(Web page and app entries)

▼

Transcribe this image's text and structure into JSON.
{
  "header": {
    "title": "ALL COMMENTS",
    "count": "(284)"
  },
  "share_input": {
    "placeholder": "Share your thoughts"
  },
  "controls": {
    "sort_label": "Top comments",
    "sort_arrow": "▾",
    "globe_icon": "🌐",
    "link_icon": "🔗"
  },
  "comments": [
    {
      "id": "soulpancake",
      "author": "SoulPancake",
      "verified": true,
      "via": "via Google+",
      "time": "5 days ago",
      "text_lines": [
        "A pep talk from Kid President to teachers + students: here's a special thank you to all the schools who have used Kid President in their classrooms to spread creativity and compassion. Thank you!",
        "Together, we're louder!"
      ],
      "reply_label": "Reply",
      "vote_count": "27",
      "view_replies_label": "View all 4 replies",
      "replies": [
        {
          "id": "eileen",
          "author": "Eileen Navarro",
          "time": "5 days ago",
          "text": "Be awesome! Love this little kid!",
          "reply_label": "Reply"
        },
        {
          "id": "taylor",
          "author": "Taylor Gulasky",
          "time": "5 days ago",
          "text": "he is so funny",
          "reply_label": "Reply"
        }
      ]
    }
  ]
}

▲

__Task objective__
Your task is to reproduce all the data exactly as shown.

__Task output__
Transcribe this image's text and structure into JSON.
{
  "header": {
    "title": "ALL COMMENTS",
    "count": "(284)"
  },
  "share_input": {
    "placeholder": "Share your thoughts"
  },
  "controls": {
    "sort_label": "Top comments",
    "sort_arrow": "▾",
    "globe_icon": "🌐",
    "link_icon": "🔗"
  },
  "comments": [
    {
      "id": "soulpancake",
      "author": "SoulPancake",
      "verified": true,
      "via": "via Google+",
      "time": "5 days ago",
      "text_lines": [
        "A pep talk from Kid President to teachers + students: here's a special thank you to all the schools who have used Kid President in their classrooms to spread creativity and compassion. Thank you!",
        "Together, we're louder!"
      ],
      "reply_label": "Reply",
      "vote_count": "27",
      "view_replies_label": "View all 4 replies",
      "replies": [
        {
          "id": "eileen",
          "author": "Eileen Navarro",
          "time": "5 days ago",
          "text": "Be awesome! Love this little kid!",
          "reply_label": "Reply"
        },
        {
          "id": "taylor",
          "author": "Taylor Gulasky",
          "time": "5 days ago",
          "text": "he is so funny",
          "reply_label": "Reply"
        }
      ]
    }
  ]
}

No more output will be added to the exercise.